Tuesday, July 3, 2007

I really never thought I'd have to give advice on this.

I honestly never thought that this would be advice that I would give, but after slush letter #5 that made this mistake, I feel that I ought to bring it to your attention.

Writers. When you include your SASEs in your query letters, do us both a favor.

Address it to yourself.

Not to us.

I don’t need to get the rejection letter than I sent you.

You people think I’m kidding. I’m not kidding. This is the fifth SASE I’ve gotten addressed to the publishing house, listing the person’s own address as the return address.

Don’t do it.

3 comments:

LindaBudz said...

Oh, my. What part of "self addressed" do these poor folks not understand? Though I guess it could be chalked up to nerves ... it can be terrifying to send your ms out into the world!

Taking you up on the "I'm happy to answer questions" portion of your profile: What is the process for reviewing agented submissions at your house?

Presumably they are sent to a specific editor. Do assistants read them first? If so, do they have final say if it's a "no" or do they pass them all on to the editor with recommendations? If the original editor likes the submission but thinks it might be better for someone else at the house, does he/she pass it along? Etc.

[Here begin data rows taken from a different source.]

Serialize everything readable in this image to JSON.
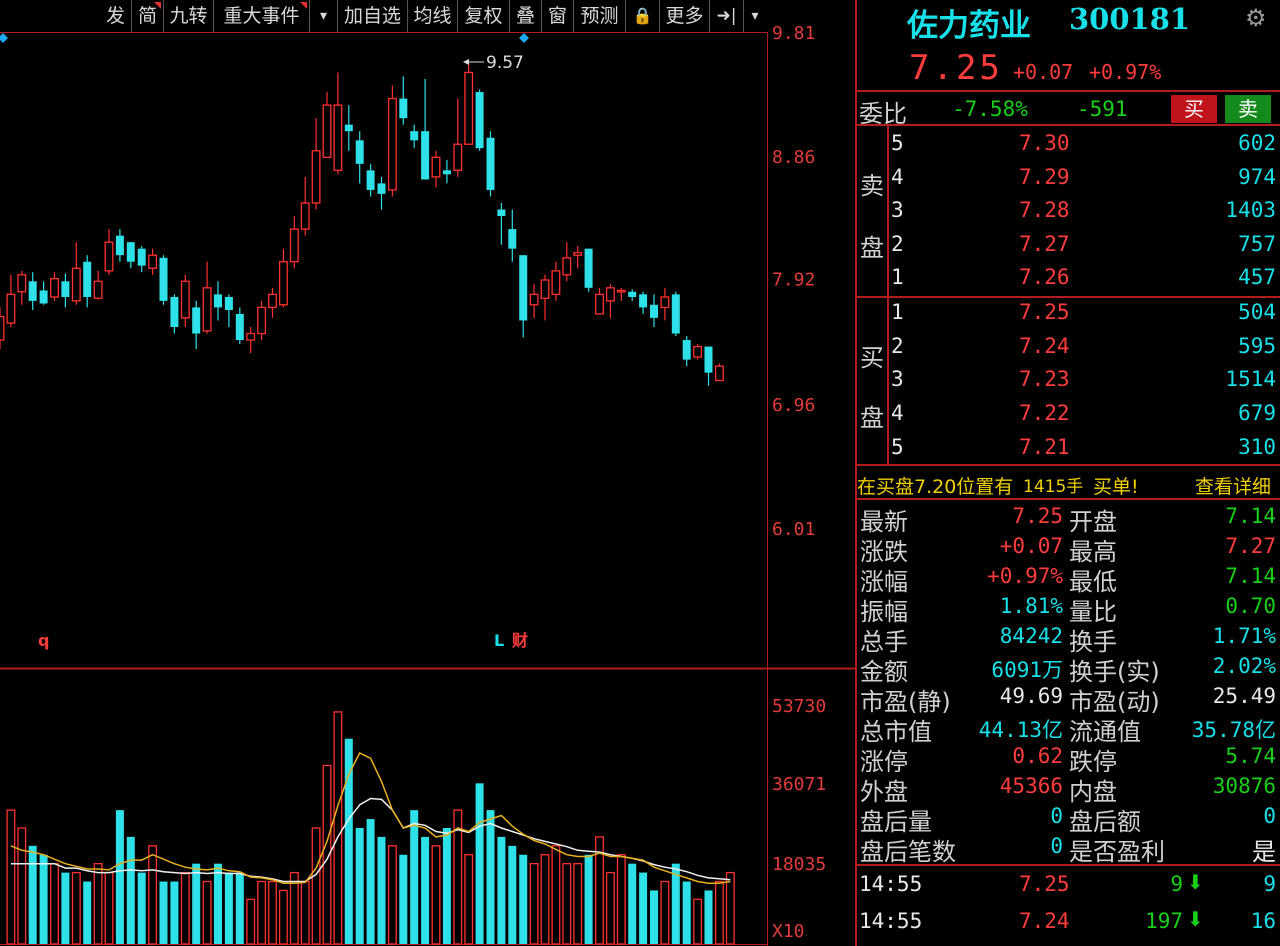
{
  "toolbar": {
    "items": [
      "发",
      "简",
      "九转",
      "重大事件",
      "▾",
      "加自选",
      "均线",
      "复权",
      "叠",
      "窗",
      "预测",
      "🔒",
      "更多",
      "➜|",
      "▾"
    ]
  },
  "stock": {
    "name": "佐力药业",
    "code": "300181",
    "price": "7.25",
    "change": "+0.07",
    "change_pct": "+0.97%"
  },
  "weibi": {
    "label": "委比",
    "pct": "-7.58%",
    "diff": "-591",
    "buy_label": "买",
    "sell_label": "卖"
  },
  "orderbook": {
    "sell_label_1": "卖",
    "sell_label_2": "盘",
    "buy_label_1": "买",
    "buy_label_2": "盘",
    "asks": [
      {
        "level": "5",
        "price": "7.30",
        "volume": "602"
      },
      {
        "level": "4",
        "price": "7.29",
        "volume": "974"
      },
      {
        "level": "3",
        "price": "7.28",
        "volume": "1403"
      },
      {
        "level": "2",
        "price": "7.27",
        "volume": "757"
      },
      {
        "level": "1",
        "price": "7.26",
        "volume": "457"
      }
    ],
    "bids": [
      {
        "level": "1",
        "price": "7.25",
        "volume": "504"
      },
      {
        "level": "2",
        "price": "7.24",
        "volume": "595"
      },
      {
        "level": "3",
        "price": "7.23",
        "volume": "1514"
      },
      {
        "level": "4",
        "price": "7.22",
        "volume": "679"
      },
      {
        "level": "5",
        "price": "7.21",
        "volume": "310"
      }
    ]
  },
  "notice": {
    "text1": "在买盘7.20位置有",
    "qty": "1415手",
    "text2": "买单!",
    "detail_link": "查看详细"
  },
  "stats": [
    {
      "l1": "最新",
      "v1": "7.25",
      "c1": "red",
      "l2": "开盘",
      "v2": "7.14",
      "c2": "green"
    },
    {
      "l1": "涨跌",
      "v1": "+0.07",
      "c1": "red",
      "l2": "最高",
      "v2": "7.27",
      "c2": "red"
    },
    {
      "l1": "涨幅",
      "v1": "+0.97%",
      "c1": "red",
      "l2": "最低",
      "v2": "7.14",
      "c2": "green"
    },
    {
      "l1": "振幅",
      "v1": "1.81%",
      "c1": "cyan",
      "l2": "量比",
      "v2": "0.70",
      "c2": "green"
    },
    {
      "l1": "总手",
      "v1": "84242",
      "c1": "cyan",
      "l2": "换手",
      "v2": "1.71%",
      "c2": "cyan"
    },
    {
      "l1": "金额",
      "v1": "6091万",
      "c1": "cyan",
      "l2": "换手(实)",
      "v2": "2.02%",
      "c2": "cyan"
    },
    {
      "l1": "市盈(静)",
      "v1": "49.69",
      "c1": "white",
      "l2": "市盈(动)",
      "v2": "25.49",
      "c2": "white"
    },
    {
      "l1": "总市值",
      "v1": "44.13亿",
      "c1": "cyan",
      "l2": "流通值",
      "v2": "35.78亿",
      "c2": "cyan"
    },
    {
      "l1": "涨停",
      "v1": "0.62",
      "c1": "red",
      "l2": "跌停",
      "v2": "5.74",
      "c2": "green"
    },
    {
      "l1": "外盘",
      "v1": "45366",
      "c1": "red",
      "l2": "内盘",
      "v2": "30876",
      "c2": "green"
    },
    {
      "l1": "盘后量",
      "v1": "0",
      "c1": "cyan",
      "l2": "盘后额",
      "v2": "0",
      "c2": "cyan"
    },
    {
      "l1": "盘后笔数",
      "v1": "0",
      "c1": "cyan",
      "l2": "是否盈利",
      "v2": "是",
      "c2": "white"
    }
  ],
  "ticks": [
    {
      "time": "14:55",
      "price": "7.25",
      "vol": "9",
      "count": "9"
    },
    {
      "time": "14:55",
      "price": "7.24",
      "vol": "197",
      "count": "16"
    }
  ],
  "chart_data": {
    "type": "candlestick",
    "price_axis_labels": [
      "9.81",
      "8.86",
      "7.92",
      "6.96",
      "6.01"
    ],
    "price_axis_values": [
      9.81,
      8.86,
      7.92,
      6.96,
      6.01
    ],
    "high_annotation": "9.57",
    "markers": [
      "q",
      "L",
      "财"
    ],
    "volume_axis_labels": [
      "53730",
      "36071",
      "18035",
      "X10"
    ],
    "volume_axis_values": [
      53730,
      36071,
      18035
    ],
    "candles": [
      {
        "o": 7.45,
        "c": 7.63,
        "h": 7.7,
        "l": 7.38,
        "up": true
      },
      {
        "o": 7.58,
        "c": 7.8,
        "h": 7.95,
        "l": 7.55,
        "up": true
      },
      {
        "o": 7.82,
        "c": 7.95,
        "h": 7.98,
        "l": 7.72,
        "up": true
      },
      {
        "o": 7.9,
        "c": 7.75,
        "h": 7.97,
        "l": 7.68,
        "up": false
      },
      {
        "o": 7.83,
        "c": 7.73,
        "h": 7.9,
        "l": 7.72,
        "up": false
      },
      {
        "o": 7.78,
        "c": 7.92,
        "h": 7.97,
        "l": 7.75,
        "up": true
      },
      {
        "o": 7.9,
        "c": 7.78,
        "h": 7.96,
        "l": 7.7,
        "up": false
      },
      {
        "o": 7.75,
        "c": 8.0,
        "h": 8.2,
        "l": 7.72,
        "up": true
      },
      {
        "o": 8.05,
        "c": 7.78,
        "h": 8.1,
        "l": 7.7,
        "up": false
      },
      {
        "o": 7.77,
        "c": 7.9,
        "h": 7.98,
        "l": 7.76,
        "up": true
      },
      {
        "o": 7.98,
        "c": 8.2,
        "h": 8.3,
        "l": 7.95,
        "up": true
      },
      {
        "o": 8.25,
        "c": 8.1,
        "h": 8.3,
        "l": 8.05,
        "up": false
      },
      {
        "o": 8.2,
        "c": 8.05,
        "h": 8.2,
        "l": 8.0,
        "up": false
      },
      {
        "o": 8.15,
        "c": 8.02,
        "h": 8.17,
        "l": 7.97,
        "up": false
      },
      {
        "o": 8.0,
        "c": 8.1,
        "h": 8.15,
        "l": 7.95,
        "up": true
      },
      {
        "o": 8.08,
        "c": 7.75,
        "h": 8.1,
        "l": 7.72,
        "up": false
      },
      {
        "o": 7.78,
        "c": 7.55,
        "h": 7.8,
        "l": 7.5,
        "up": false
      },
      {
        "o": 7.62,
        "c": 7.9,
        "h": 7.95,
        "l": 7.55,
        "up": true
      },
      {
        "o": 7.7,
        "c": 7.5,
        "h": 7.75,
        "l": 7.38,
        "up": false
      },
      {
        "o": 7.52,
        "c": 7.85,
        "h": 8.05,
        "l": 7.5,
        "up": true
      },
      {
        "o": 7.8,
        "c": 7.7,
        "h": 7.9,
        "l": 7.6,
        "up": false
      },
      {
        "o": 7.78,
        "c": 7.68,
        "h": 7.8,
        "l": 7.55,
        "up": false
      },
      {
        "o": 7.65,
        "c": 7.45,
        "h": 7.7,
        "l": 7.42,
        "up": false
      },
      {
        "o": 7.45,
        "c": 7.5,
        "h": 7.55,
        "l": 7.35,
        "up": true
      },
      {
        "o": 7.5,
        "c": 7.7,
        "h": 7.75,
        "l": 7.45,
        "up": true
      },
      {
        "o": 7.7,
        "c": 7.8,
        "h": 7.85,
        "l": 7.62,
        "up": true
      },
      {
        "o": 7.72,
        "c": 8.05,
        "h": 8.15,
        "l": 7.7,
        "up": true
      },
      {
        "o": 8.05,
        "c": 8.3,
        "h": 8.4,
        "l": 8.0,
        "up": true
      },
      {
        "o": 8.3,
        "c": 8.5,
        "h": 8.7,
        "l": 8.25,
        "up": true
      },
      {
        "o": 8.5,
        "c": 8.9,
        "h": 9.15,
        "l": 8.45,
        "up": true
      },
      {
        "o": 8.85,
        "c": 9.25,
        "h": 9.35,
        "l": 8.85,
        "up": true
      },
      {
        "o": 9.25,
        "c": 8.75,
        "h": 9.5,
        "l": 8.72,
        "up": true
      },
      {
        "o": 9.1,
        "c": 9.05,
        "h": 9.25,
        "l": 8.9,
        "up": false
      },
      {
        "o": 8.98,
        "c": 8.8,
        "h": 9.05,
        "l": 8.65,
        "up": false
      },
      {
        "o": 8.75,
        "c": 8.6,
        "h": 8.8,
        "l": 8.55,
        "up": false
      },
      {
        "o": 8.65,
        "c": 8.57,
        "h": 8.7,
        "l": 8.45,
        "up": false
      },
      {
        "o": 8.6,
        "c": 9.3,
        "h": 9.4,
        "l": 8.55,
        "up": true
      },
      {
        "o": 9.3,
        "c": 9.15,
        "h": 9.47,
        "l": 9.1,
        "up": false
      },
      {
        "o": 9.05,
        "c": 8.98,
        "h": 9.1,
        "l": 8.92,
        "up": false
      },
      {
        "o": 9.05,
        "c": 8.68,
        "h": 9.45,
        "l": 8.68,
        "up": false
      },
      {
        "o": 8.7,
        "c": 8.85,
        "h": 8.9,
        "l": 8.62,
        "up": true
      },
      {
        "o": 8.75,
        "c": 8.72,
        "h": 8.83,
        "l": 8.65,
        "up": false
      },
      {
        "o": 8.75,
        "c": 8.95,
        "h": 9.3,
        "l": 8.7,
        "up": true
      },
      {
        "o": 8.95,
        "c": 9.5,
        "h": 9.57,
        "l": 8.95,
        "up": true
      },
      {
        "o": 9.35,
        "c": 8.92,
        "h": 9.37,
        "l": 8.9,
        "up": false
      },
      {
        "o": 9.0,
        "c": 8.6,
        "h": 9.05,
        "l": 8.55,
        "up": false
      },
      {
        "o": 8.45,
        "c": 8.4,
        "h": 8.5,
        "l": 8.18,
        "up": false
      },
      {
        "o": 8.3,
        "c": 8.15,
        "h": 8.45,
        "l": 8.05,
        "up": false
      },
      {
        "o": 8.1,
        "c": 7.6,
        "h": 8.1,
        "l": 7.47,
        "up": false
      },
      {
        "o": 7.72,
        "c": 7.8,
        "h": 7.88,
        "l": 7.62,
        "up": true
      },
      {
        "o": 7.77,
        "c": 7.91,
        "h": 7.95,
        "l": 7.6,
        "up": true
      },
      {
        "o": 7.8,
        "c": 7.98,
        "h": 8.05,
        "l": 7.75,
        "up": true
      },
      {
        "o": 7.95,
        "c": 8.08,
        "h": 8.2,
        "l": 7.9,
        "up": true
      },
      {
        "o": 8.1,
        "c": 8.12,
        "h": 8.17,
        "l": 8.0,
        "up": true
      },
      {
        "o": 8.15,
        "c": 7.85,
        "h": 8.15,
        "l": 7.82,
        "up": false
      },
      {
        "o": 7.65,
        "c": 7.8,
        "h": 7.85,
        "l": 7.65,
        "up": true
      },
      {
        "o": 7.75,
        "c": 7.85,
        "h": 7.88,
        "l": 7.62,
        "up": true
      },
      {
        "o": 7.83,
        "c": 7.82,
        "h": 7.85,
        "l": 7.75,
        "up": true
      },
      {
        "o": 7.82,
        "c": 7.78,
        "h": 7.84,
        "l": 7.75,
        "up": false
      },
      {
        "o": 7.8,
        "c": 7.7,
        "h": 7.82,
        "l": 7.65,
        "up": false
      },
      {
        "o": 7.72,
        "c": 7.62,
        "h": 7.8,
        "l": 7.55,
        "up": false
      },
      {
        "o": 7.7,
        "c": 7.78,
        "h": 7.85,
        "l": 7.6,
        "up": true
      },
      {
        "o": 7.8,
        "c": 7.5,
        "h": 7.82,
        "l": 7.48,
        "up": false
      },
      {
        "o": 7.45,
        "c": 7.3,
        "h": 7.48,
        "l": 7.25,
        "up": false
      },
      {
        "o": 7.32,
        "c": 7.4,
        "h": 7.42,
        "l": 7.3,
        "up": true
      },
      {
        "o": 7.4,
        "c": 7.2,
        "h": 7.4,
        "l": 7.1,
        "up": false
      },
      {
        "o": 7.14,
        "c": 7.25,
        "h": 7.27,
        "l": 7.14,
        "up": true
      }
    ],
    "volume": [
      15,
      13,
      11,
      10,
      9,
      8,
      8,
      7,
      9,
      8,
      15,
      12,
      8,
      11,
      7,
      7,
      8,
      9,
      7,
      9,
      8,
      8,
      5,
      7,
      7,
      6,
      8,
      7,
      13,
      20,
      26,
      23,
      13,
      14,
      12,
      11,
      10,
      15,
      12,
      11,
      13,
      15,
      10,
      18,
      15,
      12,
      11,
      10,
      9,
      10,
      11,
      9,
      9,
      10,
      12,
      8,
      10,
      9,
      8,
      6,
      7,
      9,
      7,
      5,
      6,
      7,
      8
    ],
    "ma_volume_1": [
      9,
      9,
      9,
      9,
      9,
      8.5,
      8.5,
      8.2,
      8,
      8,
      8.2,
      8.3,
      8.2,
      8.3,
      8.1,
      8,
      7.9,
      8,
      7.9,
      8,
      7.9,
      7.9,
      7.6,
      7.5,
      7.3,
      7,
      7,
      7,
      7.8,
      9.5,
      12,
      14,
      15.6,
      16.3,
      16.2,
      15,
      13,
      13.5,
      13.3,
      12.6,
      12.4,
      12.8,
      12.5,
      13.2,
      13.5,
      13,
      12.6,
      12.2,
      11.8,
      11.5,
      11.2,
      10.9,
      10.5,
      10.4,
      10.3,
      10,
      9.8,
      9.6,
      9.3,
      8.9,
      8.6,
      8.4,
      8.1,
      7.7,
      7.4,
      7.3,
      7.2
    ],
    "ma_volume_2": [
      11,
      10.5,
      10.3,
      10,
      9.5,
      9,
      8.7,
      8.4,
      8.4,
      8.3,
      9,
      9.4,
      9.4,
      10,
      9.5,
      9,
      8.6,
      8.4,
      8.3,
      8.5,
      8.2,
      8.1,
      7.5,
      7.4,
      7.2,
      6.8,
      6.8,
      6.9,
      8.5,
      11.5,
      15.5,
      19,
      21.4,
      20.8,
      18.2,
      15,
      13,
      13.3,
      13,
      12,
      12.2,
      13,
      12.6,
      13.6,
      14,
      14.4,
      13.2,
      12.3,
      11.6,
      11.2,
      10.6,
      10,
      9.8,
      9.8,
      10.2,
      9.8,
      9.8,
      9.6,
      9.4,
      8.6,
      8.2,
      7.8,
      7.4,
      7,
      6.8,
      6.8,
      7.0
    ]
  }
}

Any insights you can give would be much appreciated!

And thanks for the blog!

stacy said...

I've gotten those from time to time, too. I have actually gotten so mad at one, thinking it was the author sending me back my rejection letter, that I wrote a blog post ranting about how unprofessional that behavior was. Then I saw the postmark, and realized it was something I'd rejected several days before. I felt chagrinned enough at my earlier ranting that I put his rejection in a new envelope with a note saying he might want to watch that, but most days I wouldn't have.

Critical Misses E. said...

I'll admit, I caught myself doing the same thing a time or two. I - believe - I caught all of them before putting them in the mail, but I might be wrong.

In my case anyway, it was simple absentmindedness. I was querying four different MSs at the time, and I'd sometimes forget if I was making out the outside envelope or the SASE. Of course, that's the rub of using almost identical envelopes for both.